## [Stored dataset items]
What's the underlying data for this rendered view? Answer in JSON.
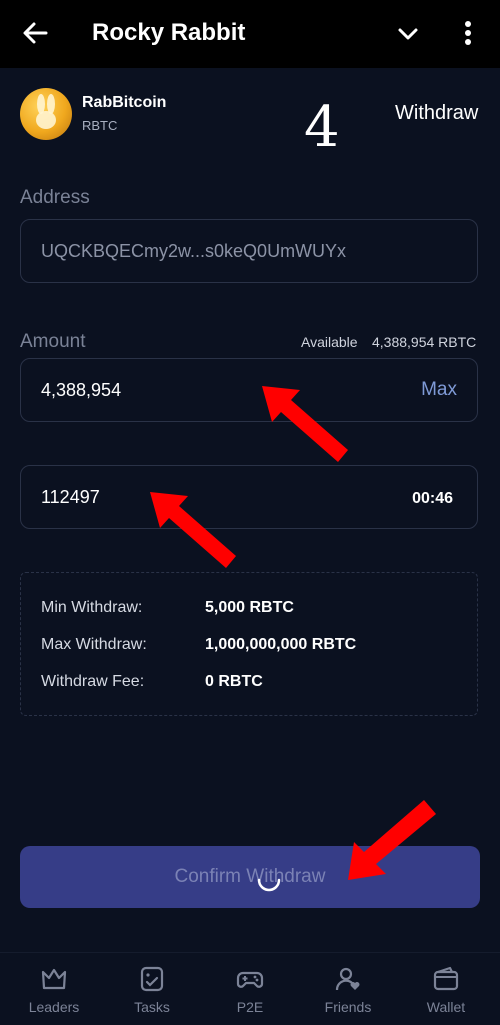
{
  "header": {
    "title": "Rocky Rabbit"
  },
  "coin": {
    "name": "RabBitcoin",
    "symbol": "RBTC"
  },
  "step_number": "4",
  "withdraw_label": "Withdraw",
  "address": {
    "label": "Address",
    "value": "UQCKBQECmy2w...s0keQ0UmWUYx"
  },
  "amount": {
    "label": "Amount",
    "available_label": "Available",
    "available_value": "4,388,954 RBTC",
    "value": "4,388,954",
    "max_label": "Max"
  },
  "code": {
    "value": "112497",
    "timer": "00:46"
  },
  "info": {
    "rows": [
      {
        "key": "Min Withdraw:",
        "value": "5,000 RBTC"
      },
      {
        "key": "Max Withdraw:",
        "value": "1,000,000,000 RBTC"
      },
      {
        "key": "Withdraw Fee:",
        "value": "0 RBTC"
      }
    ]
  },
  "confirm_label": "Confirm Withdraw",
  "tabs": [
    {
      "label": "Leaders",
      "icon": "crown-icon"
    },
    {
      "label": "Tasks",
      "icon": "tasks-icon"
    },
    {
      "label": "P2E",
      "icon": "gamepad-icon"
    },
    {
      "label": "Friends",
      "icon": "friends-icon"
    },
    {
      "label": "Wallet",
      "icon": "wallet-icon"
    }
  ],
  "colors": {
    "background": "#0b1120",
    "topbar": "#000000",
    "button": "#363d87",
    "accent_link": "#7f9ad6",
    "annotation_arrow": "#ff0000"
  }
}
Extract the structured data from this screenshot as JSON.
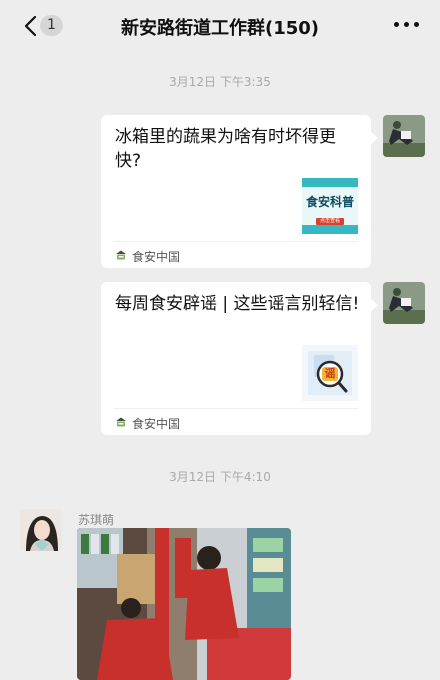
{
  "header": {
    "unread_count": "1",
    "title": "新安路街道工作群(150)",
    "back_icon": "chevron-left-icon",
    "more_icon": "more-dots-icon"
  },
  "messages": [
    {
      "type": "time",
      "text": "3月12日 下午3:35"
    },
    {
      "type": "link_card",
      "side": "right",
      "title": "冰箱里的蔬果为啥有时坏得更快?",
      "thumb_text": "食安科普",
      "thumb_button": "点击查看",
      "source": "食安中国"
    },
    {
      "type": "link_card",
      "side": "right",
      "title": "每周食安辟谣 | 这些谣言别轻信!",
      "thumb_text": "谣",
      "source": "食安中国"
    },
    {
      "type": "time",
      "text": "3月12日 下午4:10"
    },
    {
      "type": "image",
      "side": "left",
      "sender": "苏琪萌"
    }
  ],
  "colors": {
    "background": "#ededed",
    "bubble": "#ffffff",
    "timestamp": "#a9a9a9",
    "thumb_teal": "#35b8bf",
    "thumb_text": "#0f4c63",
    "thumb_button": "#d9412d"
  }
}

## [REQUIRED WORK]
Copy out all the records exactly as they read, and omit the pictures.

## [YOUR RESPONSE]
What's the underlying data for this rendered view? Answer in JSON.
{
  "header": {
    "title": "Rocky Rabbit"
  },
  "coin": {
    "name": "RabBitcoin",
    "symbol": "RBTC"
  },
  "step_number": "4",
  "withdraw_label": "Withdraw",
  "address": {
    "label": "Address",
    "value": "UQCKBQECmy2w...s0keQ0UmWUYx"
  },
  "amount": {
    "label": "Amount",
    "available_label": "Available",
    "available_value": "4,388,954 RBTC",
    "value": "4,388,954",
    "max_label": "Max"
  },
  "code": {
    "value": "112497",
    "timer": "00:46"
  },
  "info": {
    "rows": [
      {
        "key": "Min Withdraw:",
        "value": "5,000 RBTC"
      },
      {
        "key": "Max Withdraw:",
        "value": "1,000,000,000 RBTC"
      },
      {
        "key": "Withdraw Fee:",
        "value": "0 RBTC"
      }
    ]
  },
  "confirm_label": "Confirm Withdraw",
  "tabs": [
    {
      "label": "Leaders",
      "icon": "crown-icon"
    },
    {
      "label": "Tasks",
      "icon": "tasks-icon"
    },
    {
      "label": "P2E",
      "icon": "gamepad-icon"
    },
    {
      "label": "Friends",
      "icon": "friends-icon"
    },
    {
      "label": "Wallet",
      "icon": "wallet-icon"
    }
  ],
  "colors": {
    "background": "#0b1120",
    "topbar": "#000000",
    "button": "#363d87",
    "accent_link": "#7f9ad6",
    "annotation_arrow": "#ff0000"
  }
}
Extract the structured data from this screenshot as JSON.
{
  "header": {
    "unread_count": "1",
    "title": "新安路街道工作群(150)",
    "back_icon": "chevron-left-icon",
    "more_icon": "more-dots-icon"
  },
  "messages": [
    {
      "type": "time",
      "text": "3月12日 下午3:35"
    },
    {
      "type": "link_card",
      "side": "right",
      "title": "冰箱里的蔬果为啥有时坏得更快?",
      "thumb_text": "食安科普",
      "thumb_button": "点击查看",
      "source": "食安中国"
    },
    {
      "type": "link_card",
      "side": "right",
      "title": "每周食安辟谣 | 这些谣言别轻信!",
      "thumb_text": "谣",
      "source": "食安中国"
    },
    {
      "type": "time",
      "text": "3月12日 下午4:10"
    },
    {
      "type": "image",
      "side": "left",
      "sender": "苏琪萌"
    }
  ],
  "colors": {
    "background": "#ededed",
    "bubble": "#ffffff",
    "timestamp": "#a9a9a9",
    "thumb_teal": "#35b8bf",
    "thumb_text": "#0f4c63",
    "thumb_button": "#d9412d"
  }
}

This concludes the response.